#### TASK DESCRIPTION:
Leave out the images and repeat every entry below exactly.

Interface dataset entries:

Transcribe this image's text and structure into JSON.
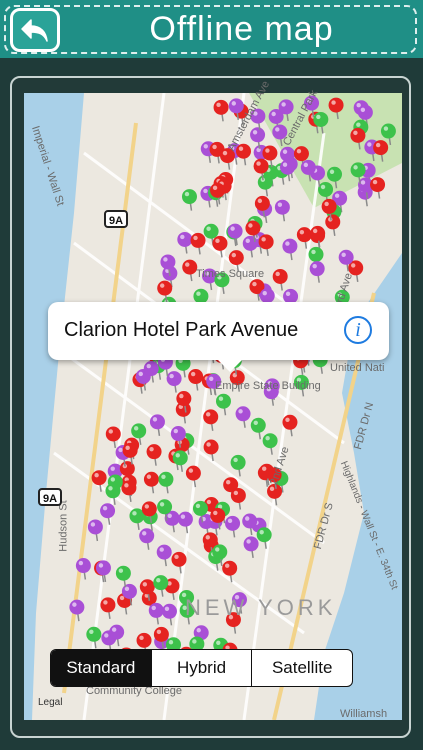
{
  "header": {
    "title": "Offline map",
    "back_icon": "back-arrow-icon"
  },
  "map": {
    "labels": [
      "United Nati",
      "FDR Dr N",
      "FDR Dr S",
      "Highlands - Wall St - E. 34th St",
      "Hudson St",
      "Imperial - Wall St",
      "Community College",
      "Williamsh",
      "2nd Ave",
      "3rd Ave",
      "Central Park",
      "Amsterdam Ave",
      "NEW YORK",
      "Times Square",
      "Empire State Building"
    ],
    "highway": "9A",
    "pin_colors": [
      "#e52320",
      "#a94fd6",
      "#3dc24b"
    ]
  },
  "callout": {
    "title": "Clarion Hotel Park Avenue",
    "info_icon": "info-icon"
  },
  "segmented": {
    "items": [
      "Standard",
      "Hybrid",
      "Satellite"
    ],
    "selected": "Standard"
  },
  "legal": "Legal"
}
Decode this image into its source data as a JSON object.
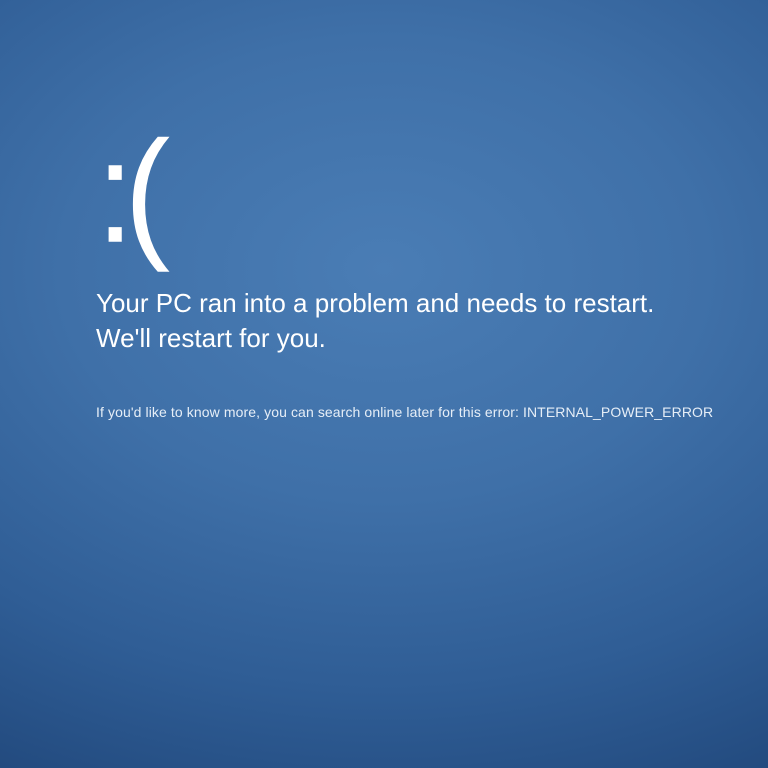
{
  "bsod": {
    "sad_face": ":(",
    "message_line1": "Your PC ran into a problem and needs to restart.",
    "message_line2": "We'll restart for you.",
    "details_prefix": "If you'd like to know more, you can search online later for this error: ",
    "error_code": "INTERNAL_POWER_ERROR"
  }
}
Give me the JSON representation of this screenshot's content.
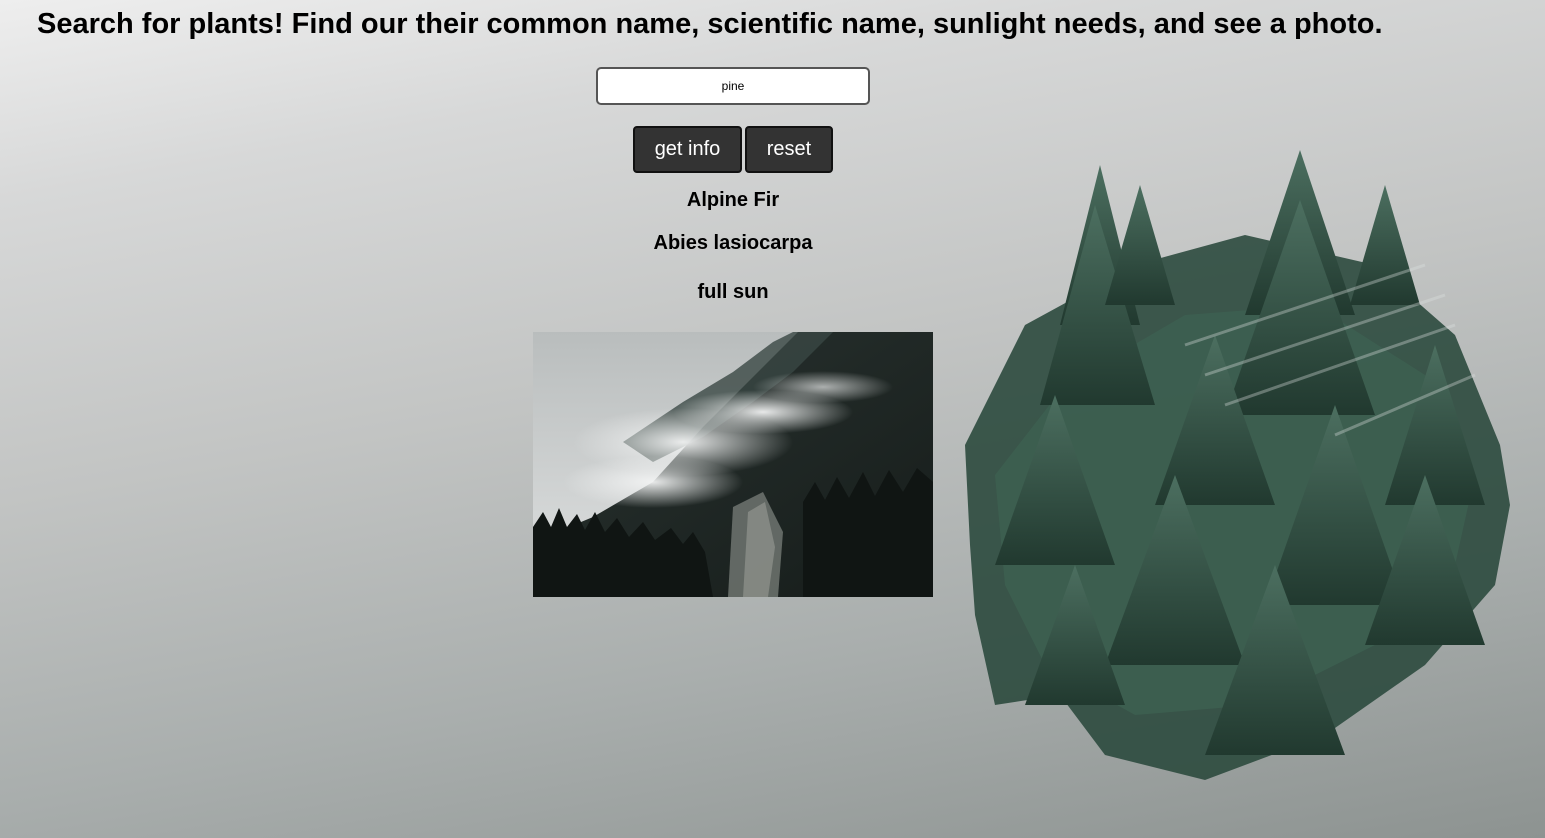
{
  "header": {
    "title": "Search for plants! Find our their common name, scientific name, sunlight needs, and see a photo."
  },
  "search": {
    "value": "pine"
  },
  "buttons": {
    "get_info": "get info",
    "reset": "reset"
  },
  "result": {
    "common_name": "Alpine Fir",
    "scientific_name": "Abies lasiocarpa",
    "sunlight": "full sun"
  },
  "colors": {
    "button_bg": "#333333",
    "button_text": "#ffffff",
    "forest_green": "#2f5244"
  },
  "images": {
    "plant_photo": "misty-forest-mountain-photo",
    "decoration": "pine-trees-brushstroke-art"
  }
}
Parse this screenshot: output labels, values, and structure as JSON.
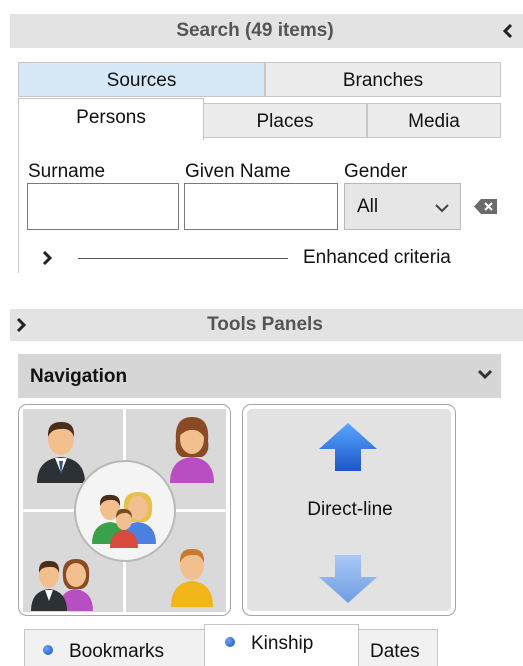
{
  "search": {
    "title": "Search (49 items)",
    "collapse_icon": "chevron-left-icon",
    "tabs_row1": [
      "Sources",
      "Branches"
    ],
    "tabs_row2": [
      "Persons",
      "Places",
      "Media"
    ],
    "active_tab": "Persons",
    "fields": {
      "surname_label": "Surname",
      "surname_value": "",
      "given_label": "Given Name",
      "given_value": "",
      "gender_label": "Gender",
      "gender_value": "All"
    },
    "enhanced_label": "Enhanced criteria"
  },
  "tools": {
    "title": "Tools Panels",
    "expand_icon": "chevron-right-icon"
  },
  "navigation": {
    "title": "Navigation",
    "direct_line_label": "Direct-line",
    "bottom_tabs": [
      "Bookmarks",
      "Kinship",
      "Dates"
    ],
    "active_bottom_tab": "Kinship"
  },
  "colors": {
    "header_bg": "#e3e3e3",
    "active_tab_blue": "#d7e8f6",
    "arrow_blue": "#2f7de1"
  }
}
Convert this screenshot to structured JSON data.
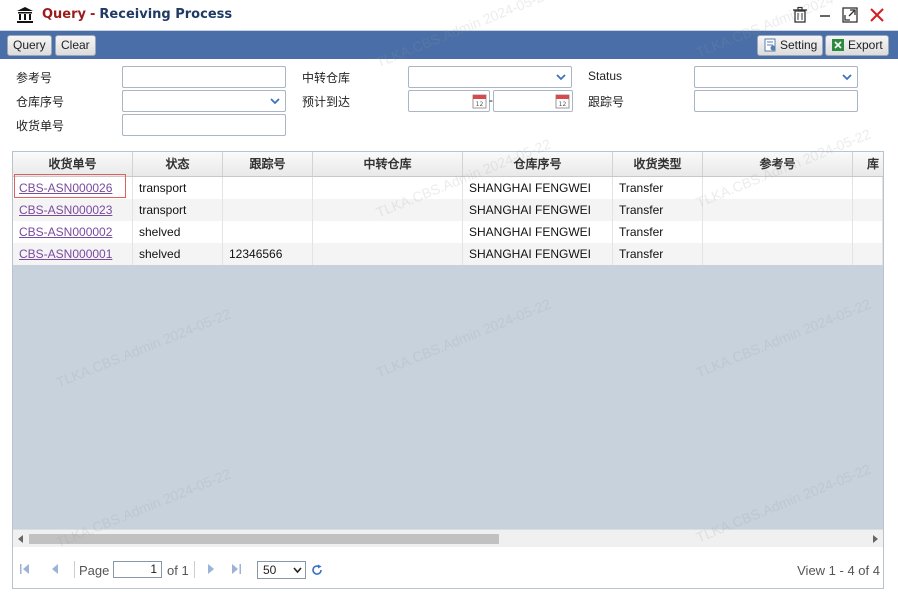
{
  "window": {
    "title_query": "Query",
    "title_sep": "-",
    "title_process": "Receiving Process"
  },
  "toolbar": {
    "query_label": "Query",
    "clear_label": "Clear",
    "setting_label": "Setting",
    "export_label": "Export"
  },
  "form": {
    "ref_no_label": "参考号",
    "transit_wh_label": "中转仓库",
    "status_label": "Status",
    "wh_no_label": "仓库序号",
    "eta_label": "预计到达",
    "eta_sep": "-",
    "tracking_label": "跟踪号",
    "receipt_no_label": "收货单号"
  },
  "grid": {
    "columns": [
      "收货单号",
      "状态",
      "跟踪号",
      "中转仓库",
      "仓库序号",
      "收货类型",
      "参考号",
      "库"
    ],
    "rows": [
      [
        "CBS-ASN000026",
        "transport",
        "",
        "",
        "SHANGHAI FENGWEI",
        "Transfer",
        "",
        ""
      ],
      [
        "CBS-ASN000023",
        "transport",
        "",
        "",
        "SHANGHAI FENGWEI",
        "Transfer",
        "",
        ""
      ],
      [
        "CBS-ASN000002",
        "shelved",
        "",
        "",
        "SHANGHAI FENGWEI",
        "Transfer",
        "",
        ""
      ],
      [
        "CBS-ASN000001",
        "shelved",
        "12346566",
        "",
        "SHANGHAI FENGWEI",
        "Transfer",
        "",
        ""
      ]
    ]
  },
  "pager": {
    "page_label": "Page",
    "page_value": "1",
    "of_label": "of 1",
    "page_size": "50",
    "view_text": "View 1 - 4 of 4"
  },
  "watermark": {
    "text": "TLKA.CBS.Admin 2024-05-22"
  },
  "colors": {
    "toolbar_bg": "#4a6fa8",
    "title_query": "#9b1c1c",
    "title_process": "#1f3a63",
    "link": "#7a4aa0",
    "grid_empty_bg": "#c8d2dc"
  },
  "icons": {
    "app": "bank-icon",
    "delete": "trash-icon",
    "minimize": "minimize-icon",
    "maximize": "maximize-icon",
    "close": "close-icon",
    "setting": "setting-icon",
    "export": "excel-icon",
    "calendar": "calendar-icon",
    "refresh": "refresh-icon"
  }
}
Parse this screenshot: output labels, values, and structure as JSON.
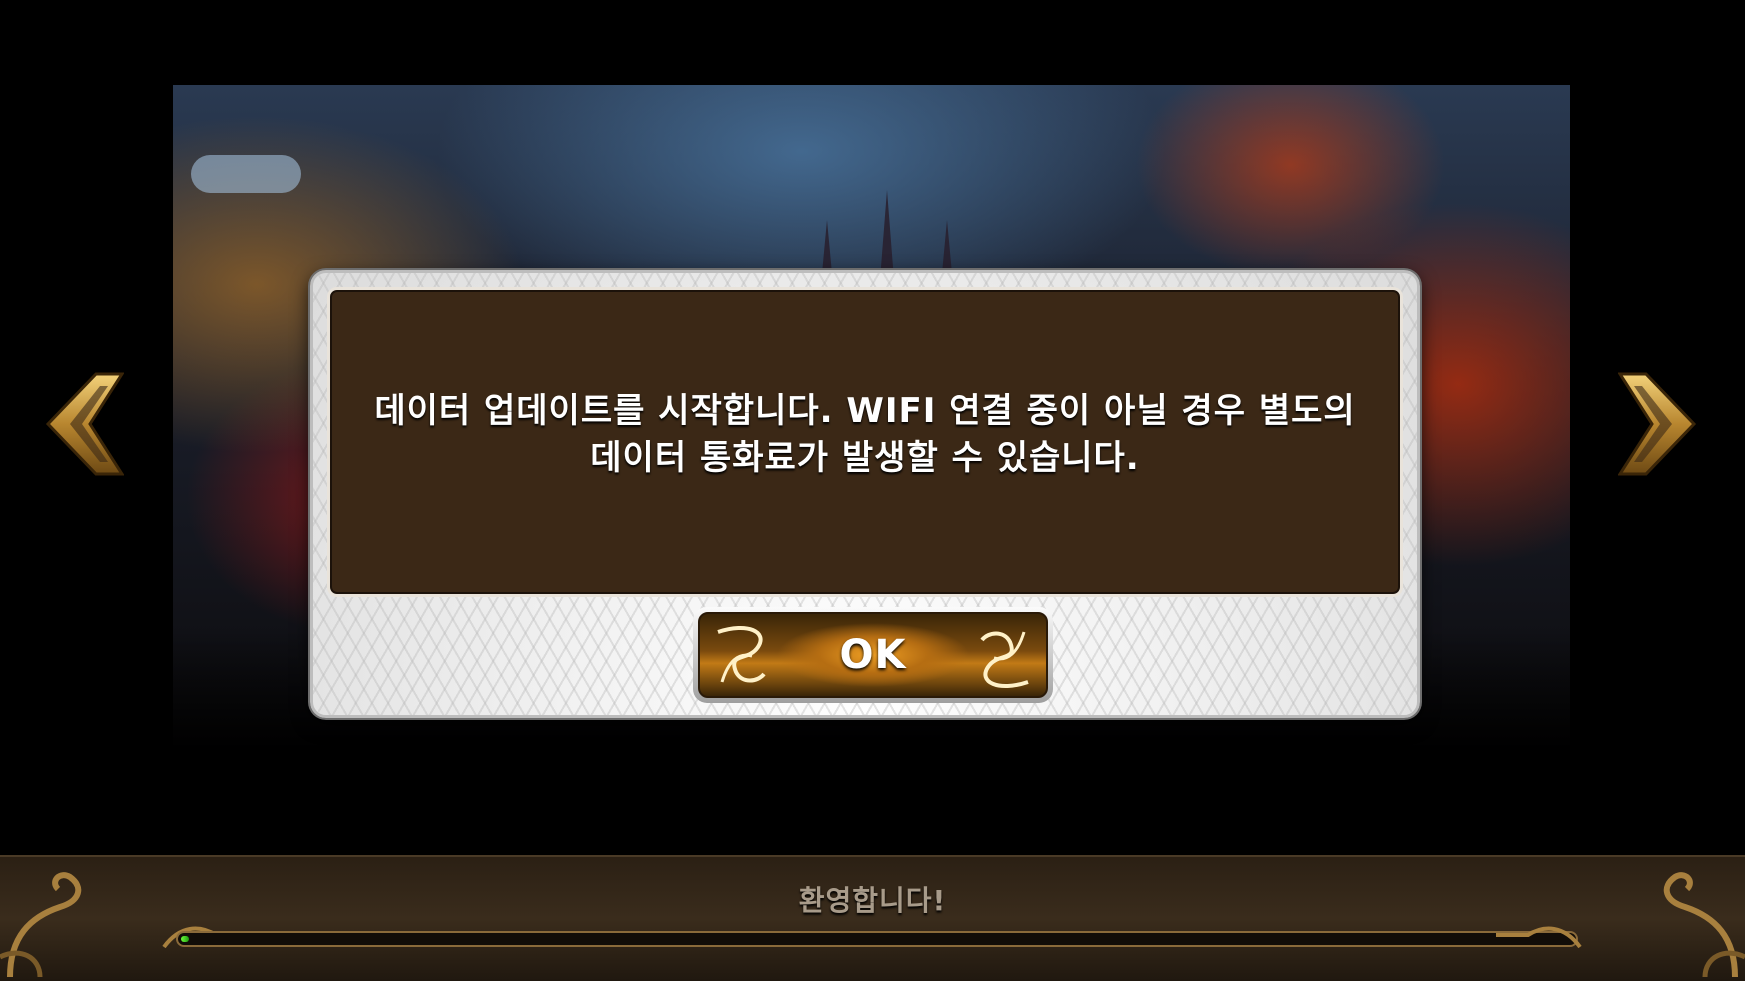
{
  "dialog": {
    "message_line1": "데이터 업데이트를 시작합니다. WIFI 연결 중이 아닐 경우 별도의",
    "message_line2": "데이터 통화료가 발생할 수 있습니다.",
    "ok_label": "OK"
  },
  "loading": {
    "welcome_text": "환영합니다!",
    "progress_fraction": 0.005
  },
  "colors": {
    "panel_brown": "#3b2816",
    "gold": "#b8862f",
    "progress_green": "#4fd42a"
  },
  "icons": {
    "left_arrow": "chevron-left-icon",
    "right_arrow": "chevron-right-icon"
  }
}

#### FINISHED EXERCISE:
Transcribe this image's text and structure into JSON.
{
  "header": {
    "title": "Offline map",
    "back_icon": "back-arrow-icon"
  },
  "map": {
    "labels": [
      "United Nati",
      "FDR Dr N",
      "FDR Dr S",
      "Highlands - Wall St - E. 34th St",
      "Hudson St",
      "Imperial - Wall St",
      "Community College",
      "Williamsh",
      "2nd Ave",
      "3rd Ave",
      "Central Park",
      "Amsterdam Ave",
      "NEW YORK",
      "Times Square",
      "Empire State Building"
    ],
    "highway": "9A",
    "pin_colors": [
      "#e52320",
      "#a94fd6",
      "#3dc24b"
    ]
  },
  "callout": {
    "title": "Clarion Hotel Park Avenue",
    "info_icon": "info-icon"
  },
  "segmented": {
    "items": [
      "Standard",
      "Hybrid",
      "Satellite"
    ],
    "selected": "Standard"
  },
  "legal": "Legal"
}
Decode this image into its source data as a JSON object.
{
  "bsod": {
    "sad_face": ":(",
    "message_line1": "Your PC ran into a problem and needs to restart.",
    "message_line2": "We'll restart for you.",
    "details_prefix": "If you'd like to know more, you can search online later for this error: ",
    "error_code": "INTERNAL_POWER_ERROR"
  }
}
Give me the JSON representation of this screenshot's content.
{
  "header": {
    "title": "Search for plants! Find our their common name, scientific name, sunlight needs, and see a photo."
  },
  "search": {
    "value": "pine"
  },
  "buttons": {
    "get_info": "get info",
    "reset": "reset"
  },
  "result": {
    "common_name": "Alpine Fir",
    "scientific_name": "Abies lasiocarpa",
    "sunlight": "full sun"
  },
  "colors": {
    "button_bg": "#333333",
    "button_text": "#ffffff",
    "forest_green": "#2f5244"
  },
  "images": {
    "plant_photo": "misty-forest-mountain-photo",
    "decoration": "pine-trees-brushstroke-art"
  }
}
Parse this screenshot: output labels, values, and structure as JSON.
{
  "search": {
    "title": "Search (49 items)",
    "collapse_icon": "chevron-left-icon",
    "tabs_row1": [
      "Sources",
      "Branches"
    ],
    "tabs_row2": [
      "Persons",
      "Places",
      "Media"
    ],
    "active_tab": "Persons",
    "fields": {
      "surname_label": "Surname",
      "surname_value": "",
      "given_label": "Given Name",
      "given_value": "",
      "gender_label": "Gender",
      "gender_value": "All"
    },
    "enhanced_label": "Enhanced criteria"
  },
  "tools": {
    "title": "Tools Panels",
    "expand_icon": "chevron-right-icon"
  },
  "navigation": {
    "title": "Navigation",
    "direct_line_label": "Direct-line",
    "bottom_tabs": [
      "Bookmarks",
      "Kinship",
      "Dates"
    ],
    "active_bottom_tab": "Kinship"
  },
  "colors": {
    "header_bg": "#e3e3e3",
    "active_tab_blue": "#d7e8f6",
    "arrow_blue": "#2f7de1"
  }
}
Convert this screenshot to structured JSON data.
{
  "window": {
    "title_query": "Query",
    "title_sep": "-",
    "title_process": "Receiving Process"
  },
  "toolbar": {
    "query_label": "Query",
    "clear_label": "Clear",
    "setting_label": "Setting",
    "export_label": "Export"
  },
  "form": {
    "ref_no_label": "参考号",
    "transit_wh_label": "中转仓库",
    "status_label": "Status",
    "wh_no_label": "仓库序号",
    "eta_label": "预计到达",
    "eta_sep": "-",
    "tracking_label": "跟踪号",
    "receipt_no_label": "收货单号"
  },
  "grid": {
    "columns": [
      "收货单号",
      "状态",
      "跟踪号",
      "中转仓库",
      "仓库序号",
      "收货类型",
      "参考号",
      "库"
    ],
    "rows": [
      [
        "CBS-ASN000026",
        "transport",
        "",
        "",
        "SHANGHAI FENGWEI",
        "Transfer",
        "",
        ""
      ],
      [
        "CBS-ASN000023",
        "transport",
        "",
        "",
        "SHANGHAI FENGWEI",
        "Transfer",
        "",
        ""
      ],
      [
        "CBS-ASN000002",
        "shelved",
        "",
        "",
        "SHANGHAI FENGWEI",
        "Transfer",
        "",
        ""
      ],
      [
        "CBS-ASN000001",
        "shelved",
        "12346566",
        "",
        "SHANGHAI FENGWEI",
        "Transfer",
        "",
        ""
      ]
    ]
  },
  "pager": {
    "page_label": "Page",
    "page_value": "1",
    "of_label": "of 1",
    "page_size": "50",
    "view_text": "View 1 - 4 of 4"
  },
  "watermark": {
    "text": "TLKA.CBS.Admin 2024-05-22"
  },
  "colors": {
    "toolbar_bg": "#4a6fa8",
    "title_query": "#9b1c1c",
    "title_process": "#1f3a63",
    "link": "#7a4aa0",
    "grid_empty_bg": "#c8d2dc"
  },
  "icons": {
    "app": "bank-icon",
    "delete": "trash-icon",
    "minimize": "minimize-icon",
    "maximize": "maximize-icon",
    "close": "close-icon",
    "setting": "setting-icon",
    "export": "excel-icon",
    "calendar": "calendar-icon",
    "refresh": "refresh-icon"
  }
}
Parse this screenshot: output labels, values, and structure as JSON.
{
  "dialog": {
    "message_line1": "데이터 업데이트를 시작합니다. WIFI 연결 중이 아닐 경우 별도의",
    "message_line2": "데이터 통화료가 발생할 수 있습니다.",
    "ok_label": "OK"
  },
  "loading": {
    "welcome_text": "환영합니다!",
    "progress_fraction": 0.005
  },
  "colors": {
    "panel_brown": "#3b2816",
    "gold": "#b8862f",
    "progress_green": "#4fd42a"
  },
  "icons": {
    "left_arrow": "chevron-left-icon",
    "right_arrow": "chevron-right-icon"
  }
}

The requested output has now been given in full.